I think what surprised me most was how lame the "judges" were. I mean, these three are presumably paid quite a lot to do what? Almost nothing, it seems. You'd think they could find an unemployed sitcom writer who could punch up a few clever lines for them to resort to when their brains failed (which appears to be often). Pitchy? How many times did Randy Jackson use that? And what does singing in tune have to do with being a pop star? I certainly prefer it when people sing in tune but that has never had anything to do with popularity (or creativity or style for that matter).

I was actually quite affected by the contestants, most of whom have some talent and are clearly earnest in their desire to find a venue for it. But why was their no mention of the fact that they were all incredibly wooden? I mean Paula Abdul is a dancer, right? I don't know, maybe this has come up before, but one of the contestants (names escape me) who was singing her ass off, looked like she was walking on stilts. Doesn't an ability to move in time really have more to do with being a pop star than how "pitchy" you are? Oh well, probably my first and last experience with AI, although I do see how people can get hooked on it--kind of like being addicted to Krispy Kremes.

Monday, April 2, 2007

Ronde Van Brisbeen
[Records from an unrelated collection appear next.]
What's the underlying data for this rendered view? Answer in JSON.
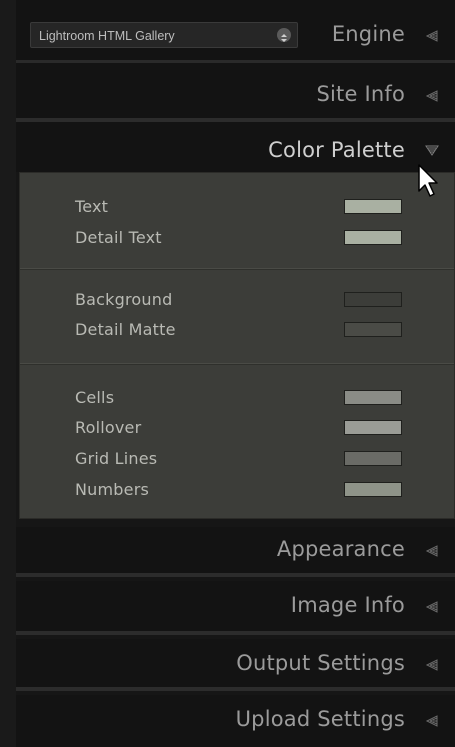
{
  "engine": {
    "select_value": "Lightroom HTML Gallery",
    "title": "Engine"
  },
  "panels": {
    "site_info": "Site Info",
    "color_palette": "Color Palette",
    "appearance": "Appearance",
    "image_info": "Image Info",
    "output_settings": "Output Settings",
    "upload_settings": "Upload Settings"
  },
  "color_palette": {
    "group1": [
      {
        "label": "Text",
        "color": "#a9b0a2"
      },
      {
        "label": "Detail Text",
        "color": "#a9b0a2"
      }
    ],
    "group2": [
      {
        "label": "Background",
        "color": "#3c3d39"
      },
      {
        "label": "Detail Matte",
        "color": "#4a4b46"
      }
    ],
    "group3": [
      {
        "label": "Cells",
        "color": "#8a8c86"
      },
      {
        "label": "Rollover",
        "color": "#9a9c96"
      },
      {
        "label": "Grid Lines",
        "color": "#6a6b66"
      },
      {
        "label": "Numbers",
        "color": "#8f9489"
      }
    ]
  },
  "colors": {
    "panel_bg": "#131313",
    "content_bg": "#3c3d39",
    "header_text": "#9b9b9b",
    "open_header_text": "#cfcfcf"
  },
  "icons": {
    "collapsed": "triangle-left-icon",
    "expanded": "triangle-down-icon",
    "stepper": "up-down-stepper-icon",
    "cursor": "mouse-pointer-icon"
  }
}
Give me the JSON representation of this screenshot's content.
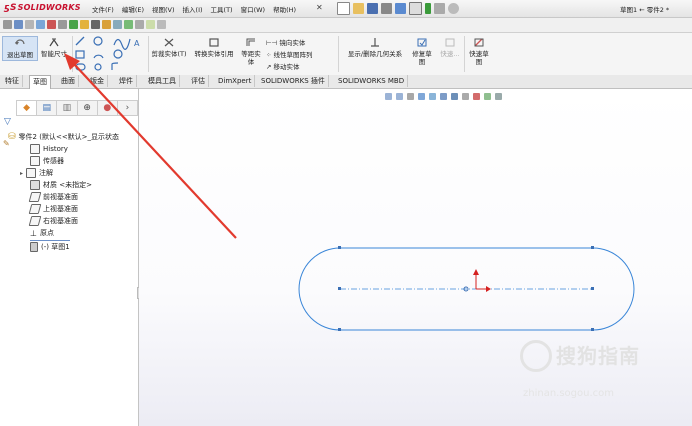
{
  "app": {
    "logo": "SOLIDWORKS",
    "doc_title": "草图1 ← 零件2 *"
  },
  "menu": [
    "文件(F)",
    "编辑(E)",
    "视图(V)",
    "插入(I)",
    "工具(T)",
    "窗口(W)",
    "帮助(H)"
  ],
  "ribbon": {
    "exit_sketch": "退出草图",
    "smart_dimension": "智能尺寸",
    "trim_entities": "剪裁实体(T)",
    "convert_entities": "转换实体引用",
    "offset_entities": "等距实体",
    "mirror_entities": "镜向实体",
    "linear_pattern": "线性草图阵列",
    "move_entities": "移动实体",
    "display_relations": "显示/删除几何关系",
    "repair_sketch": "修复草图",
    "quick_snaps": "快速...",
    "rapid_sketch": "快速草图"
  },
  "command_tabs": [
    "特征",
    "草图",
    "曲面",
    "钣金",
    "焊件",
    "模具工具",
    "评估",
    "DimXpert",
    "SOLIDWORKS 插件",
    "SOLIDWORKS MBD"
  ],
  "active_tab_index": 1,
  "feature_tree": {
    "root": "零件2 (默认<<默认>_显示状态",
    "items": [
      {
        "label": "History",
        "icon": "history-icon"
      },
      {
        "label": "传感器",
        "icon": "sensor-icon"
      },
      {
        "label": "注解",
        "icon": "annotation-icon"
      },
      {
        "label": "材质 <未指定>",
        "icon": "material-icon"
      },
      {
        "label": "前视基准面",
        "icon": "plane-icon"
      },
      {
        "label": "上视基准面",
        "icon": "plane-icon"
      },
      {
        "label": "右视基准面",
        "icon": "plane-icon"
      },
      {
        "label": "原点",
        "icon": "origin-icon"
      },
      {
        "label": "(-) 草图1",
        "icon": "sketch-icon"
      }
    ]
  },
  "watermark": {
    "text": "搜狗指南",
    "url": "zhinan.sogou.com"
  },
  "colors": {
    "sketch_line": "#3a86d8",
    "arrow": "#e23a2e",
    "logo": "#c8102e"
  }
}
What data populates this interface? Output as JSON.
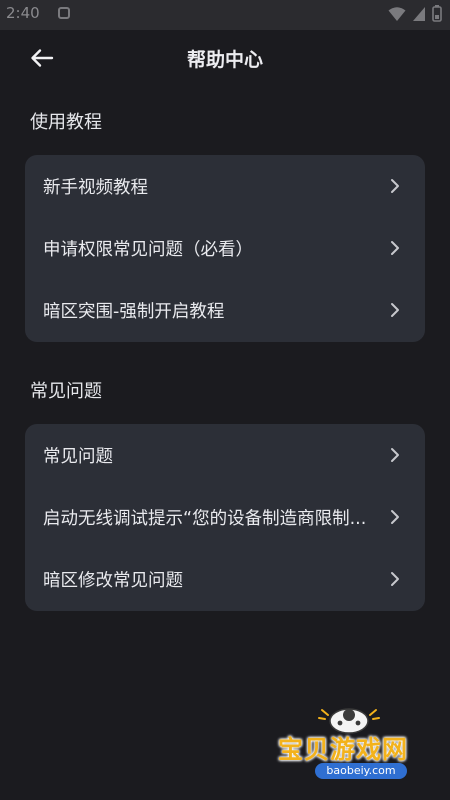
{
  "status_bar": {
    "time": "2:40"
  },
  "header": {
    "title": "帮助中心",
    "back_icon": "arrow-left-icon"
  },
  "sections": [
    {
      "title": "使用教程",
      "items": [
        {
          "label": "新手视频教程"
        },
        {
          "label": "申请权限常见问题（必看）"
        },
        {
          "label": "暗区突围-强制开启教程"
        }
      ]
    },
    {
      "title": "常见问题",
      "items": [
        {
          "label": "常见问题"
        },
        {
          "label": "启动无线调试提示“您的设备制造商限制..."
        },
        {
          "label": "暗区修改常见问题"
        }
      ]
    }
  ],
  "watermark": {
    "text": "宝贝游戏网",
    "url": "baobeiy.com"
  },
  "colors": {
    "background": "#1b1b1f",
    "card": "#2c2f37",
    "text": "#e9eaee",
    "watermark": "#f3b21b"
  }
}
Joey did another Cat 4 race this weekend. The Ronde Van Brisbeen circuit race, which takes place about 5 miles from our house. They do 1.7-mile laps for 50 minutes, and it's all up and down--long downhill and long climb, but not too steep--about 100 feet per lap. He had the most trouble staying in the group on the downhills. He's just so little that guys were flying by him while he was spun out in his biggest gear. He stayed with them for about one and a half laps, but they did the first lap in 3:30, for an average speed, I think, of 31 mph!! He was pulled after 20 minutes and five laps, but he'd gone 8.5 miles, for an average speed of 25.5 mph--on a course in which he climbed 500 feet!! He had fun, though, the little monster. "That was a heck of an interval," he said with a big smile on his face.